**Data provided:**
++++++++

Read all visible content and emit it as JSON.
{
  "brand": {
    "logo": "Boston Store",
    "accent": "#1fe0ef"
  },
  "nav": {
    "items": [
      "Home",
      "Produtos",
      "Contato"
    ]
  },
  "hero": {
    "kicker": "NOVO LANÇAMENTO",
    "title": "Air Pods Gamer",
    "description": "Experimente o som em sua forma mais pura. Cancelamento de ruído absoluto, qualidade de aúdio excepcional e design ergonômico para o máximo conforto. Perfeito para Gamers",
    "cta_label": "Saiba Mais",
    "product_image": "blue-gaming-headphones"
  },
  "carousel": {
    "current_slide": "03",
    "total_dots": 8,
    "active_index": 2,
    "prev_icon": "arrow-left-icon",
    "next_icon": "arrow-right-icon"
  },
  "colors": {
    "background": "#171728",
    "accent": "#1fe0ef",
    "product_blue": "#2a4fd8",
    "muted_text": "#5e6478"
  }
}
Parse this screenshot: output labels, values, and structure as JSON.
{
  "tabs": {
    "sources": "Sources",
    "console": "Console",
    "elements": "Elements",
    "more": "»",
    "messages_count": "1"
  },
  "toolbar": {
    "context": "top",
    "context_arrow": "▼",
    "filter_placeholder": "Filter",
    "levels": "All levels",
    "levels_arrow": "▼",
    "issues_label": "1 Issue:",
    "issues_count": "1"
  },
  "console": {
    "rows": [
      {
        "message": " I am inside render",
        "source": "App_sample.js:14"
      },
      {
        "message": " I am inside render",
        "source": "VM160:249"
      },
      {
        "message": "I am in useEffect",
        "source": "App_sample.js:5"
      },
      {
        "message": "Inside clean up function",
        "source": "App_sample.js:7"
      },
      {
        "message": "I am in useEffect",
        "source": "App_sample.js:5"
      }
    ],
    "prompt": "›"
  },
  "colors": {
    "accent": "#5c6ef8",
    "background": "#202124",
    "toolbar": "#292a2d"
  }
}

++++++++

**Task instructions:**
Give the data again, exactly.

**Solution to this problem:**
Read all visible content and emit it as JSON.
{
  "brand": {
    "logo": "Boston Store",
    "accent": "#1fe0ef"
  },
  "nav": {
    "items": [
      "Home",
      "Produtos",
      "Contato"
    ]
  },
  "hero": {
    "kicker": "NOVO LANÇAMENTO",
    "title": "Air Pods Gamer",
    "description": "Experimente o som em sua forma mais pura. Cancelamento de ruído absoluto, qualidade de aúdio excepcional e design ergonômico para o máximo conforto. Perfeito para Gamers",
    "cta_label": "Saiba Mais",
    "product_image": "blue-gaming-headphones"
  },
  "carousel": {
    "current_slide": "03",
    "total_dots": 8,
    "active_index": 2,
    "prev_icon": "arrow-left-icon",
    "next_icon": "arrow-right-icon"
  },
  "colors": {
    "background": "#171728",
    "accent": "#1fe0ef",
    "product_blue": "#2a4fd8",
    "muted_text": "#5e6478"
  }
}
Parse this screenshot: output labels, values, and structure as JSON.
{
  "tabs": {
    "sources": "Sources",
    "console": "Console",
    "elements": "Elements",
    "more": "»",
    "messages_count": "1"
  },
  "toolbar": {
    "context": "top",
    "context_arrow": "▼",
    "filter_placeholder": "Filter",
    "levels": "All levels",
    "levels_arrow": "▼",
    "issues_label": "1 Issue:",
    "issues_count": "1"
  },
  "console": {
    "rows": [
      {
        "message": " I am inside render",
        "source": "App_sample.js:14"
      },
      {
        "message": " I am inside render",
        "source": "VM160:249"
      },
      {
        "message": "I am in useEffect",
        "source": "App_sample.js:5"
      },
      {
        "message": "Inside clean up function",
        "source": "App_sample.js:7"
      },
      {
        "message": "I am in useEffect",
        "source": "App_sample.js:5"
      }
    ],
    "prompt": "›"
  },
  "colors": {
    "accent": "#5c6ef8",
    "background": "#202124",
    "toolbar": "#292a2d"
  }
}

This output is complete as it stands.